Work to complete |
From the line containing "Convert this screenshot" down to the final line of the entries below, restate each line word for word and add nothing.

Dataset rows describing interfaces:

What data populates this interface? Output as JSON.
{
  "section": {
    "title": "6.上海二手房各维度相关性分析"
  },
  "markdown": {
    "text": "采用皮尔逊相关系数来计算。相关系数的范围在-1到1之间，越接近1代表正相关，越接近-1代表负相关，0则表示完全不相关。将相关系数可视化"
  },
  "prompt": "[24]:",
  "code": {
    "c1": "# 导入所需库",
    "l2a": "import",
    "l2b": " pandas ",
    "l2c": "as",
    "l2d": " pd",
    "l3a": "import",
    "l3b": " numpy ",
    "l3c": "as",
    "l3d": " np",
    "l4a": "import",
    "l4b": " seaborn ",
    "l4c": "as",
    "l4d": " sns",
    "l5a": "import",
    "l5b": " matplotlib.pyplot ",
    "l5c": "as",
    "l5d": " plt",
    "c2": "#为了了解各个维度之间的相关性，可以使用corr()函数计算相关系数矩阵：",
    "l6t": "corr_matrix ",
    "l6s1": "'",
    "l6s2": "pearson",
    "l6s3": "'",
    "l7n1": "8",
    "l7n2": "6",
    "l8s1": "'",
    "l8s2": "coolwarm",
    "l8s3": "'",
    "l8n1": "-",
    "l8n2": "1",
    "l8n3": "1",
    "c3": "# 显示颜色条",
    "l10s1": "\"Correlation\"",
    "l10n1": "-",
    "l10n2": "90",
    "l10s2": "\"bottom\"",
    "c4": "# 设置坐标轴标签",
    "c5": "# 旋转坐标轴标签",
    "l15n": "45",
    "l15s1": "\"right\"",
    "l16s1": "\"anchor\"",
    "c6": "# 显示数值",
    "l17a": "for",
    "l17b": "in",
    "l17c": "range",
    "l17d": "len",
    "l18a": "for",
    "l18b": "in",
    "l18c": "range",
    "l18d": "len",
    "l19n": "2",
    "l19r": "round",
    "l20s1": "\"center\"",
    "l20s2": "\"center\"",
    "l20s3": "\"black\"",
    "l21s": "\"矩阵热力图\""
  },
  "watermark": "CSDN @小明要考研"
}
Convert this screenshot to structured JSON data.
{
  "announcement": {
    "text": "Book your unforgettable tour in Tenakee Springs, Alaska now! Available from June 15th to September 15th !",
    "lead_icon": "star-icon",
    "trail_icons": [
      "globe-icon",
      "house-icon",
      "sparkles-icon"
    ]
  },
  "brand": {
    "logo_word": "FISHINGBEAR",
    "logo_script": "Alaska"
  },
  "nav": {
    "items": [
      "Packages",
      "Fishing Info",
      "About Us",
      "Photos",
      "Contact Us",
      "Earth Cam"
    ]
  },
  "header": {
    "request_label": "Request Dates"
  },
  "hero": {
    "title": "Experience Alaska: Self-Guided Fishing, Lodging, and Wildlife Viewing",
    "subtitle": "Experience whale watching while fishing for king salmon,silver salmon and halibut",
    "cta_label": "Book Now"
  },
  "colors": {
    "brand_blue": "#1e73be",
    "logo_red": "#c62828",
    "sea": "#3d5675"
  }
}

Output below |
Convert this screenshot to structured JSON data.
{
  "announcement": {
    "text": "Book your unforgettable tour in Tenakee Springs, Alaska now! Available from June 15th to September 15th !",
    "lead_icon": "star-icon",
    "trail_icons": [
      "globe-icon",
      "house-icon",
      "sparkles-icon"
    ]
  },
  "brand": {
    "logo_word": "FISHINGBEAR",
    "logo_script": "Alaska"
  },
  "nav": {
    "items": [
      "Packages",
      "Fishing Info",
      "About Us",
      "Photos",
      "Contact Us",
      "Earth Cam"
    ]
  },
  "header": {
    "request_label": "Request Dates"
  },
  "hero": {
    "title": "Experience Alaska: Self-Guided Fishing, Lodging, and Wildlife Viewing",
    "subtitle": "Experience whale watching while fishing for king salmon,silver salmon and halibut",
    "cta_label": "Book Now"
  },
  "colors": {
    "brand_blue": "#1e73be",
    "logo_red": "#c62828",
    "sea": "#3d5675"
  }
}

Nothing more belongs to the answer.